TASK DESCRIPTION:
For the entries that follow, count the lines containing the string "кабинет" and write only the number.

########

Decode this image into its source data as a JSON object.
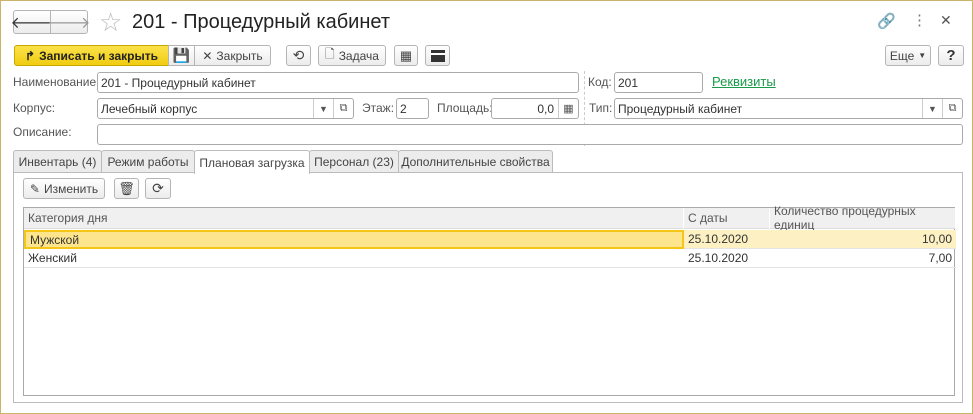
{
  "window": {
    "title": "201 - Процедурный кабинет"
  },
  "toolbar": {
    "save_close": "Записать и закрыть",
    "close": "Закрыть",
    "task": "Задача",
    "more": "Еще",
    "help": "?"
  },
  "form": {
    "name_label": "Наименование:",
    "name_value": "201 - Процедурный кабинет",
    "code_label": "Код:",
    "code_value": "201",
    "requisites_link": "Реквизиты",
    "building_label": "Корпус:",
    "building_value": "Лечебный корпус",
    "floor_label": "Этаж:",
    "floor_value": "2",
    "area_label": "Площадь:",
    "area_value": "0,0",
    "type_label": "Тип:",
    "type_value": "Процедурный кабинет",
    "description_label": "Описание:",
    "description_value": ""
  },
  "tabs": [
    {
      "label": "Инвентарь (4)"
    },
    {
      "label": "Режим работы"
    },
    {
      "label": "Плановая загрузка",
      "active": true
    },
    {
      "label": "Персонал (23)"
    },
    {
      "label": "Дополнительные свойства"
    }
  ],
  "tab_toolbar": {
    "edit": "Изменить"
  },
  "table": {
    "columns": [
      "Категория дня",
      "С даты",
      "Количество процедурных единиц"
    ],
    "rows": [
      [
        "Мужской",
        "25.10.2020",
        "10,00"
      ],
      [
        "Женский",
        "25.10.2020",
        "7,00"
      ]
    ],
    "selected_row": 0
  },
  "colors": {
    "accent": "#f5d320",
    "link": "#1a9a4a",
    "selection": "#fde58e",
    "window_border": "#c9b46a"
  }
}
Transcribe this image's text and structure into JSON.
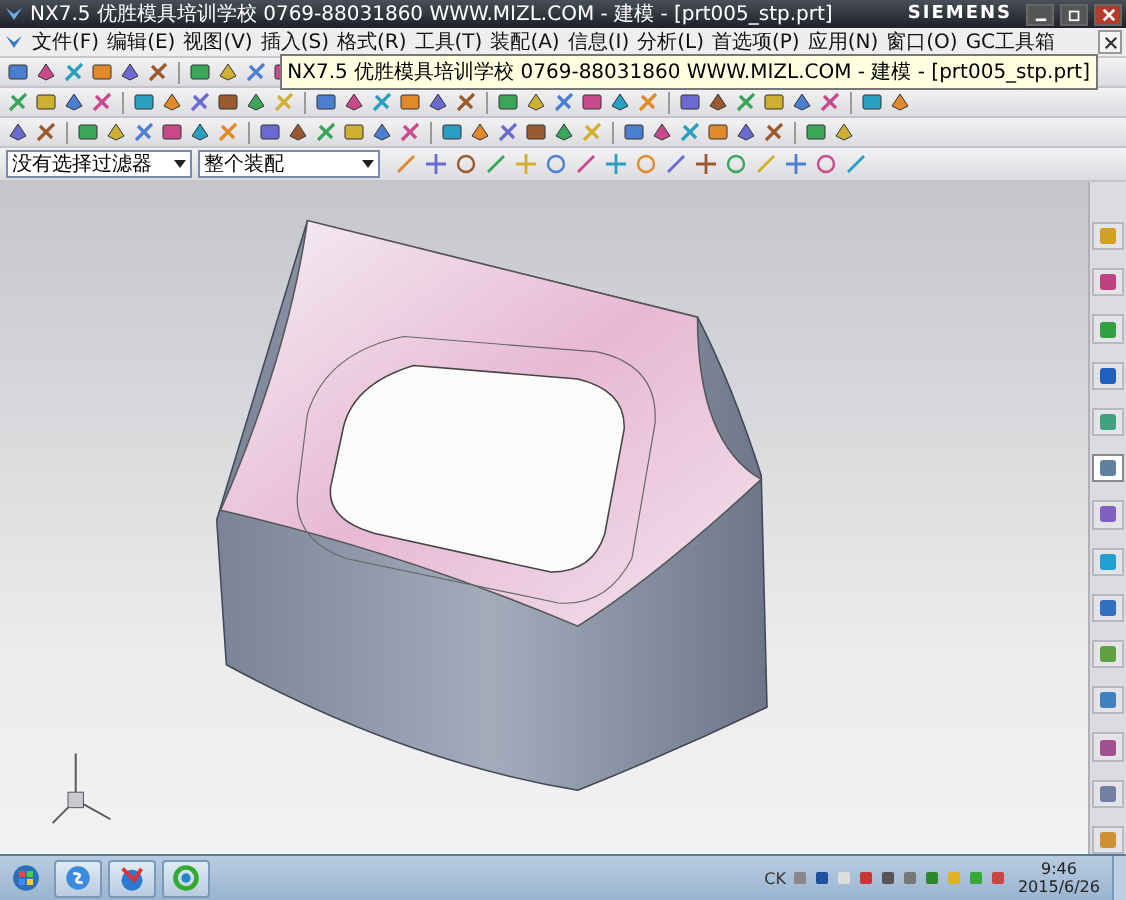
{
  "title_bar": {
    "title": "NX7.5  优胜模具培训学校  0769-88031860  WWW.MIZL.COM - 建模 - [prt005_stp.prt]",
    "brand": "SIEMENS"
  },
  "menu_bar": {
    "items": [
      "文件(F)",
      "编辑(E)",
      "视图(V)",
      "插入(S)",
      "格式(R)",
      "工具(T)",
      "装配(A)",
      "信息(I)",
      "分析(L)",
      "首选项(P)",
      "应用(N)",
      "窗口(O)",
      "GC工具箱"
    ]
  },
  "tooltip": {
    "text": "NX7.5  优胜模具培训学校  0769-88031860  WWW.MIZL.COM - 建模 - [prt005_stp.prt]"
  },
  "selection_bar": {
    "filter": "没有选择过滤器",
    "scope": "整个装配"
  },
  "resource_tabs": [
    {
      "selected": false
    },
    {
      "selected": false
    },
    {
      "selected": false
    },
    {
      "selected": false
    },
    {
      "selected": false
    },
    {
      "selected": true
    },
    {
      "selected": false
    },
    {
      "selected": false
    },
    {
      "selected": false
    },
    {
      "selected": false
    },
    {
      "selected": false
    },
    {
      "selected": false
    },
    {
      "selected": false
    },
    {
      "selected": false
    }
  ],
  "taskbar": {
    "language": "CK",
    "time": "9:46",
    "date": "2015/6/26"
  }
}
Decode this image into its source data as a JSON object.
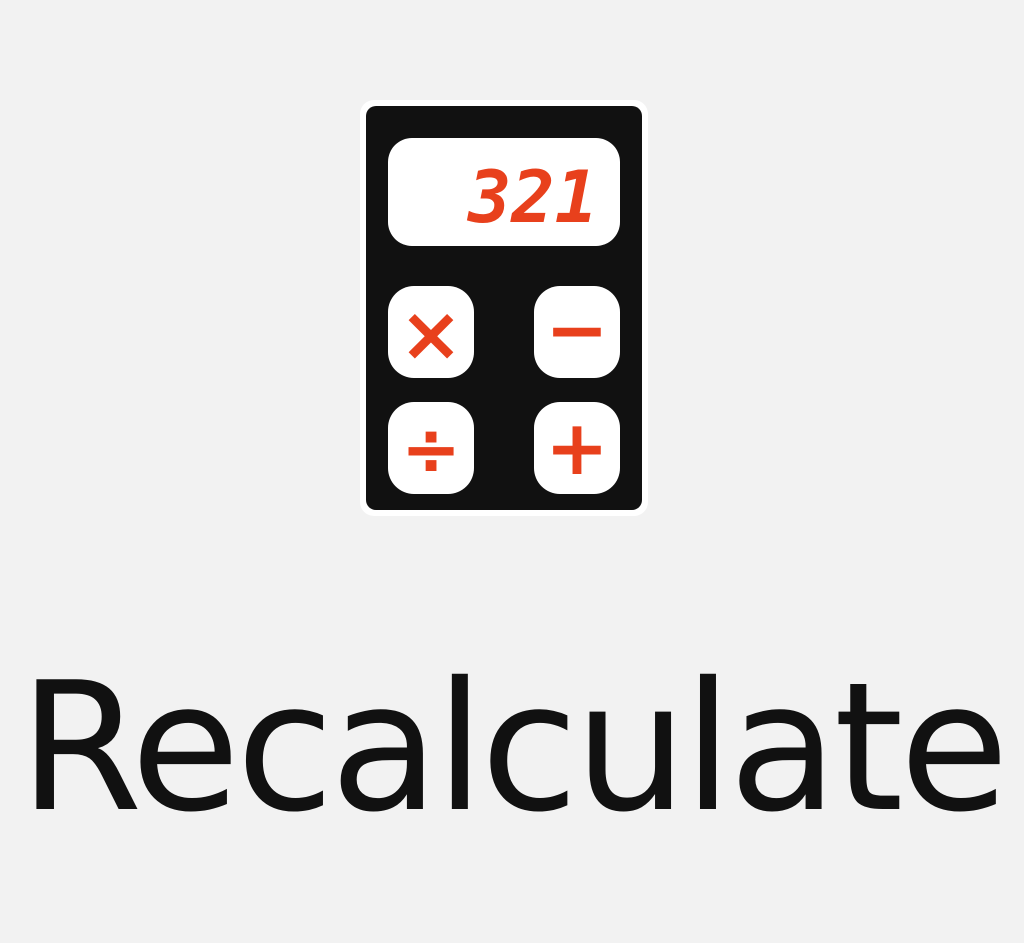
{
  "button": {
    "label": "Recalculate",
    "icon": "calculator-icon"
  },
  "calculator": {
    "display_text": "321",
    "keys": [
      "×",
      "−",
      "÷",
      "+"
    ]
  },
  "colors": {
    "background": "#f2f2f2",
    "icon_body": "#111111",
    "icon_accent": "#e8401c",
    "label": "#111111"
  }
}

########

EXERCISE OUTPUT:
3